A History of Violence –one of the best directed films of the year, thanks to director David Cronenberg and the graphic novel it’s based on. Taut, clever storytelling about the owner of a smalltown diner confronted by thugs. His reaction to their threats changes the lives of everyone he knows. Viggo Mortensen proves he may very well have a career post-Aragorn.

Howl’s Moving Castle – not as stunning as Miyazaki’s animated masterpiece Spirited Away, but then again almost no film is. Still, a delightful tale with all his usual talents and obsessions (including threatening old women) on full display.

Downfall – is it wrong to say how entertaining this is? Don’t think of this drama set in Hitler’s bunker as good for you or “important.” Just let yourself get caught up in the tense, surreal atmosphere. Yes, Bruno Ganz’s Hitler is a man rather than a monster. That makes him a lot scarier. And the scene where a Nazi mother tucks her children into bed is the most chilling moment of the year.

The 40 Year Old Virgin – what a delight. Like most “raunchy” comedies, 40 Year Old Virgin is at heart very sweet. It may seem like a sex romp, but it’s really about a man who saves himself until he meets the woman of his dreams (a warm, funny Catherine Keenar) and marries her. The best mainstream comedy of the year.

The Warrior – almost unheralded here, this lean period drama shows a hired swordsman in India working for a petty little ruler. When ordered to mercilessly behead some innocent villagers, he chooses to go on the lam instead. Simple, straightforward storytelling with all the humanity and action of Kurosawa. Director Asif Kapadia’s nest movie – The Return – stars Sarah Michelle Gellar and Sam Shepherd, so don’t be surprised if he’s the talk of 2006.

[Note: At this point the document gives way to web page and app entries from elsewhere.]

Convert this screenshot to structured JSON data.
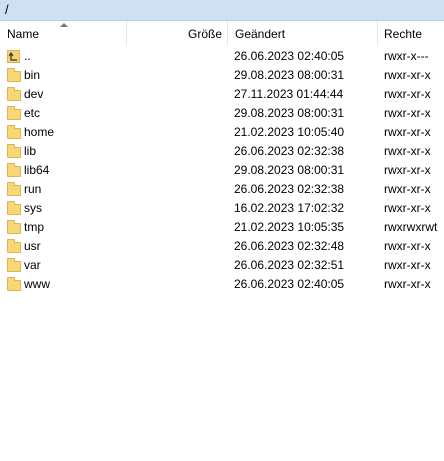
{
  "path": "/",
  "columns": {
    "name": "Name",
    "size": "Größe",
    "modified": "Geändert",
    "rights": "Rechte"
  },
  "sort": {
    "column": "name",
    "direction": "ascending"
  },
  "rows": [
    {
      "icon": "parent-directory-icon",
      "name": "..",
      "size": "",
      "modified": "26.06.2023 02:40:05",
      "rights": "rwxr-x---"
    },
    {
      "icon": "folder-icon",
      "name": "bin",
      "size": "",
      "modified": "29.08.2023 08:00:31",
      "rights": "rwxr-xr-x"
    },
    {
      "icon": "folder-icon",
      "name": "dev",
      "size": "",
      "modified": "27.11.2023 01:44:44",
      "rights": "rwxr-xr-x"
    },
    {
      "icon": "folder-icon",
      "name": "etc",
      "size": "",
      "modified": "29.08.2023 08:00:31",
      "rights": "rwxr-xr-x"
    },
    {
      "icon": "folder-icon",
      "name": "home",
      "size": "",
      "modified": "21.02.2023 10:05:40",
      "rights": "rwxr-xr-x"
    },
    {
      "icon": "folder-icon",
      "name": "lib",
      "size": "",
      "modified": "26.06.2023 02:32:38",
      "rights": "rwxr-xr-x"
    },
    {
      "icon": "folder-icon",
      "name": "lib64",
      "size": "",
      "modified": "29.08.2023 08:00:31",
      "rights": "rwxr-xr-x"
    },
    {
      "icon": "folder-icon",
      "name": "run",
      "size": "",
      "modified": "26.06.2023 02:32:38",
      "rights": "rwxr-xr-x"
    },
    {
      "icon": "folder-icon",
      "name": "sys",
      "size": "",
      "modified": "16.02.2023 17:02:32",
      "rights": "rwxr-xr-x"
    },
    {
      "icon": "folder-icon",
      "name": "tmp",
      "size": "",
      "modified": "21.02.2023 10:05:35",
      "rights": "rwxrwxrwt"
    },
    {
      "icon": "folder-icon",
      "name": "usr",
      "size": "",
      "modified": "26.06.2023 02:32:48",
      "rights": "rwxr-xr-x"
    },
    {
      "icon": "folder-icon",
      "name": "var",
      "size": "",
      "modified": "26.06.2023 02:32:51",
      "rights": "rwxr-xr-x"
    },
    {
      "icon": "folder-icon",
      "name": "www",
      "size": "",
      "modified": "26.06.2023 02:40:05",
      "rights": "rwxr-xr-x"
    }
  ],
  "colors": {
    "pathbar_bg": "#cfe0f2",
    "folder_fill": "#f8d775",
    "folder_stroke": "#dcb554"
  }
}
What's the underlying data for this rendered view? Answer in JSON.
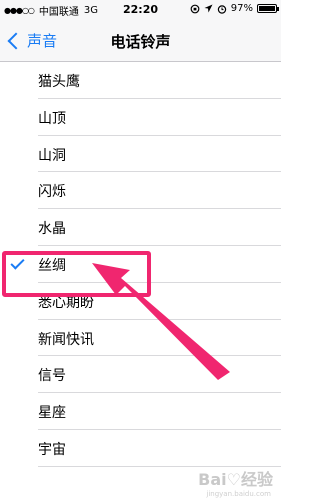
{
  "status_bar": {
    "signal": "●●●○○",
    "carrier": "中国联通",
    "network": "3G",
    "time": "22:20",
    "battery_percent": "97%",
    "battery_level": 0.97
  },
  "nav": {
    "back_label": "声音",
    "title": "电话铃声"
  },
  "ringtones": [
    {
      "label": "猫头鹰",
      "selected": false
    },
    {
      "label": "山顶",
      "selected": false
    },
    {
      "label": "山洞",
      "selected": false
    },
    {
      "label": "闪烁",
      "selected": false
    },
    {
      "label": "水晶",
      "selected": false
    },
    {
      "label": "丝绸",
      "selected": true
    },
    {
      "label": "悉心期盼",
      "selected": false
    },
    {
      "label": "新闻快讯",
      "selected": false
    },
    {
      "label": "信号",
      "selected": false
    },
    {
      "label": "星座",
      "selected": false
    },
    {
      "label": "宇宙",
      "selected": false
    }
  ],
  "watermark": {
    "text": "Bai♡经验",
    "sub": "jingyan.baidu.com"
  },
  "colors": {
    "accent": "#1a7cf4",
    "annotation": "#f0266f"
  }
}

Grizzly Man – it’s odd to watch an entire documentary film about someone you wouldn’t want to spend two minutes. But director Werner Herzog turned the final years of the odd and ultimately unstable Timothy Treadwell into an uinforgettable document of obsession. Obviously, Herzog could relate. A wonderful score by the legendary Richard Thompson helps tremendously.

Tony Takitani – a quiet little gem that transforms the idiosyncratic style of writer Haruki Murakami into this sweet, sad and beautifully filmed story of a technical illustrator whoe wife is obsessed with shopping.


Mad Hot Ballroom/Rize
Broken Flowers
Roll Bounce
My Summer Of Love
Match Point
Nobody Knows
Last Days
Dear Wendy
Walk The Line

Sin City
The Power of Nightmares


March of the Penguins
Willie Wonka and the Chocolate Factory
Wal-Mart: The High Cost Of Low Price
Pride & Prejudice
Deuce Bigalow: European Gigolo